Operations at Atlanta-based Delta Air Lines are just about back to normal. On Monday the airline expected only a handful of canceled flights.
That's after the airline faced days of flight cancelations following last Wednesday's severe storms. In total, Delta had to ground about 3,500 flights.
The disruption could be an issue for Delta’s brand, which focuses on the airline’s reliability and allows the company to charge more than its competitors. It also comes after a computer outage last summer which led to more than 2,000 canceled flights.
“I'm sure by a few days from now Delta will again be the most reliable airline, just on a day in day out basis, it'll be more punctual, it'll lose fewer bags,” said Seth Kaplan, managing partner at the trade publication Airline Weekly. “But it has had a couple of these very spectacular failures.”
Kaplan said the airline can have only so many blunders before its reputation and bottom line take a hit.
Delta’s Chief Operating Officer Gil West apologized Thursday for the company’s slow recovery after the storm.

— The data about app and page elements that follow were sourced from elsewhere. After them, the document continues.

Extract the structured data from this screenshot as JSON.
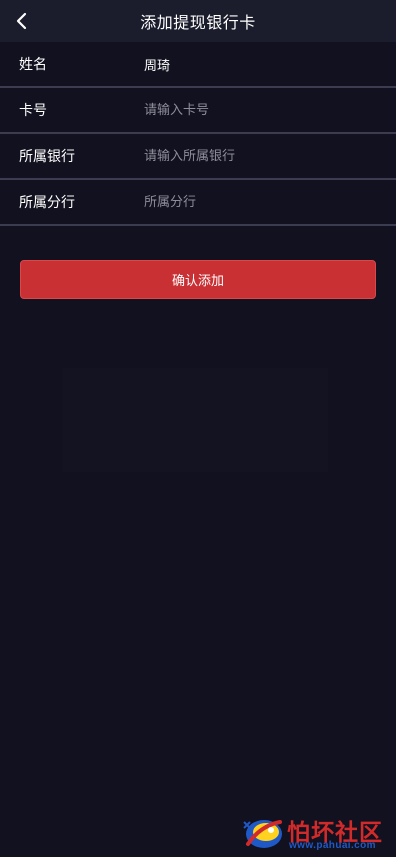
{
  "header": {
    "title": "添加提现银行卡",
    "back_icon": "chevron-left-icon"
  },
  "form": {
    "name": {
      "label": "姓名",
      "value": "周琦"
    },
    "card_number": {
      "label": "卡号",
      "placeholder": "请输入卡号"
    },
    "bank": {
      "label": "所属银行",
      "placeholder": "请输入所属银行"
    },
    "branch": {
      "label": "所属分行",
      "placeholder": "所属分行"
    }
  },
  "submit": {
    "label": "确认添加"
  },
  "watermark": {
    "brand": "怕坏社区",
    "url": "www.pahuai.com"
  },
  "colors": {
    "background": "#12111f",
    "header": "#1b1d2c",
    "divider": "#3b3c4f",
    "button": "#c93034",
    "brand_red": "#d12a2a",
    "brand_blue": "#1f59c7"
  }
}
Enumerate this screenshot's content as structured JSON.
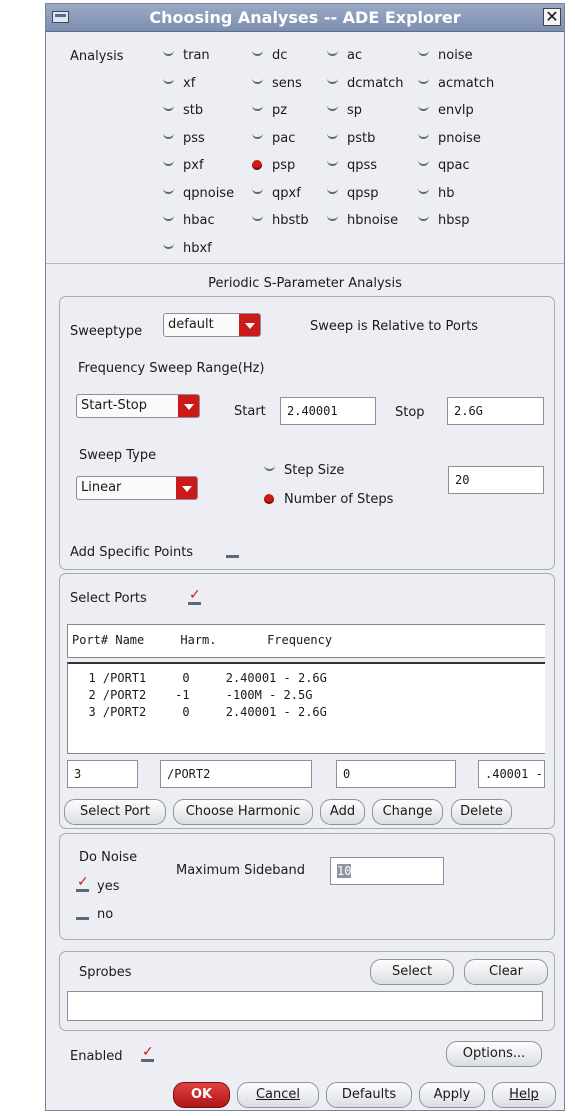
{
  "window": {
    "title": "Choosing Analyses -- ADE Explorer",
    "close_glyph": "✕"
  },
  "analysis": {
    "label": "Analysis",
    "options": [
      "tran",
      "dc",
      "ac",
      "noise",
      "xf",
      "sens",
      "dcmatch",
      "acmatch",
      "stb",
      "pz",
      "sp",
      "envlp",
      "pss",
      "pac",
      "pstb",
      "pnoise",
      "pxf",
      "psp",
      "qpss",
      "qpac",
      "qpnoise",
      "qpxf",
      "qpsp",
      "hb",
      "hbac",
      "hbstb",
      "hbnoise",
      "hbsp",
      "hbxf"
    ],
    "selected": "psp"
  },
  "section_title": "Periodic S-Parameter Analysis",
  "sweep": {
    "sweeptype_label": "Sweeptype",
    "sweeptype_value": "default",
    "relative_text": "Sweep is Relative to Ports",
    "freq_range_label": "Frequency Sweep Range(Hz)",
    "range_mode": "Start-Stop",
    "start_label": "Start",
    "start_value": "2.40001",
    "stop_label": "Stop",
    "stop_value": "2.6G",
    "sweep_type_label": "Sweep Type",
    "sweep_type_value": "Linear",
    "step_size_label": "Step Size",
    "num_steps_label": "Number of Steps",
    "num_steps_selected": true,
    "steps_value": "20",
    "specific_points_label": "Add Specific Points",
    "specific_points_checked": false
  },
  "ports": {
    "select_label": "Select Ports",
    "select_checked": true,
    "header": "Port# Name     Harm.       Frequency",
    "rows": [
      "  1 /PORT1     0     2.40001 - 2.6G",
      "  2 /PORT2    -1     -100M - 2.5G",
      "  3 /PORT2     0     2.40001 - 2.6G"
    ],
    "edit_port": "3",
    "edit_name": "/PORT2",
    "edit_harm": "0",
    "edit_freq": ".40001 -",
    "buttons": {
      "select_port": "Select Port",
      "choose_harmonic": "Choose Harmonic",
      "add": "Add",
      "change": "Change",
      "delete": "Delete"
    }
  },
  "noise": {
    "do_noise_label": "Do Noise",
    "yes_label": "yes",
    "yes_checked": true,
    "no_label": "no",
    "no_checked": false,
    "max_sideband_label": "Maximum Sideband",
    "max_sideband_value": "10"
  },
  "sprobes": {
    "label": "Sprobes",
    "select_button": "Select",
    "clear_button": "Clear",
    "value": ""
  },
  "footer": {
    "enabled_label": "Enabled",
    "enabled_checked": true,
    "options_button": "Options...",
    "ok": "OK",
    "cancel": "Cancel",
    "defaults": "Defaults",
    "apply": "Apply",
    "help": "Help"
  }
}
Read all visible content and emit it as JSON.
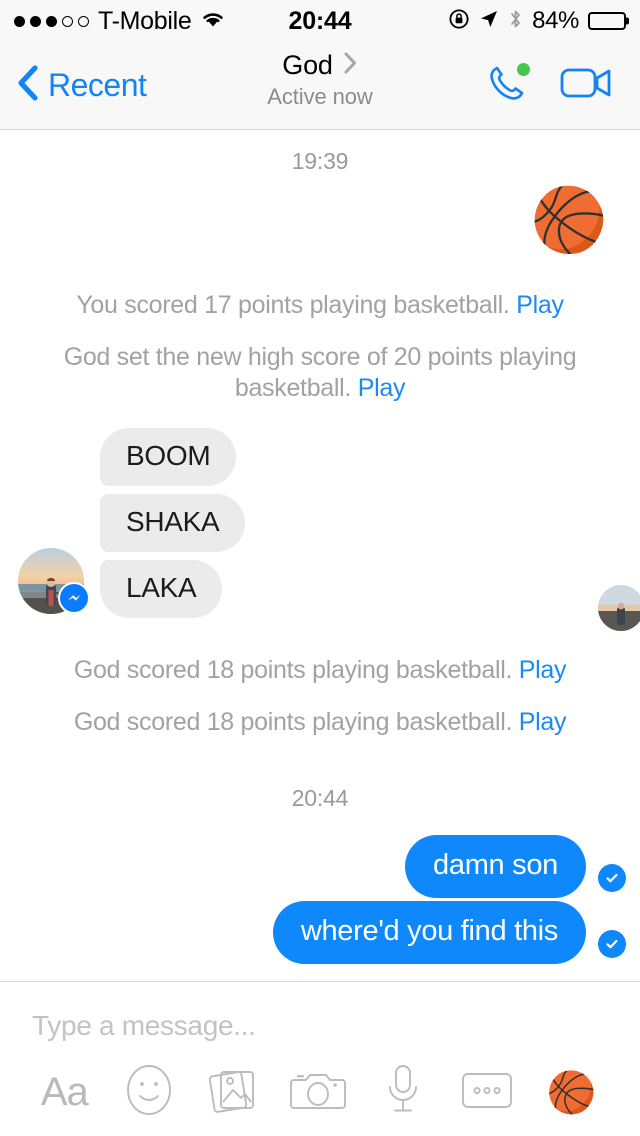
{
  "status_bar": {
    "signal_dots_filled": 3,
    "signal_dots_total": 5,
    "carrier": "T-Mobile",
    "wifi_icon": "wifi-icon",
    "time": "20:44",
    "rotation_lock_icon": "rotation-lock-icon",
    "location_icon": "location-arrow-icon",
    "bluetooth_icon": "bluetooth-icon",
    "battery_percent": "84%",
    "battery_level": 84
  },
  "nav": {
    "back_label": "Recent",
    "back_icon": "chevron-left-icon",
    "title": "God",
    "title_chevron_icon": "chevron-right-icon",
    "subtitle": "Active now",
    "call_icon": "phone-call-icon",
    "video_icon": "video-camera-icon",
    "active_status_color": "#44c94a",
    "accent_color": "#1384f5"
  },
  "thread": {
    "timestamp_top": "19:39",
    "timestamp_mid": "20:44",
    "basketball_emoji": "🏀",
    "system_messages": [
      {
        "text": "You scored 17 points playing basketball. ",
        "link": "Play"
      },
      {
        "text": "God set the new high score of 20 points playing basketball. ",
        "link": "Play"
      },
      {
        "text": "God scored 18 points playing basketball. ",
        "link": "Play"
      },
      {
        "text": "God scored 18 points playing basketball. ",
        "link": "Play"
      }
    ],
    "incoming_bubbles": [
      "BOOM",
      "SHAKA",
      "LAKA"
    ],
    "outgoing_bubbles": [
      {
        "text": "damn son",
        "receipt_icon": "check-circle-filled-icon"
      },
      {
        "text": "where'd you find this",
        "receipt_icon": "check-circle-filled-icon"
      }
    ],
    "avatar": {
      "name": "sender-avatar",
      "description": "person standing on beach at sunset",
      "badge_icon": "messenger-badge-icon"
    },
    "bubble_in_color": "#ebebeb",
    "bubble_out_color": "#0f88fb",
    "link_color": "#1b8af5",
    "system_text_color": "#a2a2a2"
  },
  "composer": {
    "placeholder": "Type a message...",
    "tools": [
      {
        "name": "text-format-button",
        "label": "Aa",
        "icon": "aa-icon"
      },
      {
        "name": "sticker-button",
        "label": "",
        "icon": "smiley-face-icon"
      },
      {
        "name": "photo-library-button",
        "label": "",
        "icon": "photos-icon"
      },
      {
        "name": "camera-button",
        "label": "",
        "icon": "camera-icon"
      },
      {
        "name": "voice-message-button",
        "label": "",
        "icon": "microphone-icon"
      },
      {
        "name": "more-options-button",
        "label": "",
        "icon": "more-dots-icon"
      },
      {
        "name": "basketball-game-button",
        "label": "🏀",
        "icon": "basketball-icon"
      }
    ]
  }
}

He said Delta's hub at Atlanta's airport faced a nearly all-day ground stop because of the weather. Then, the airline dealt with staffing issues, since flight crews can work for only so long before the law mandates they take a break.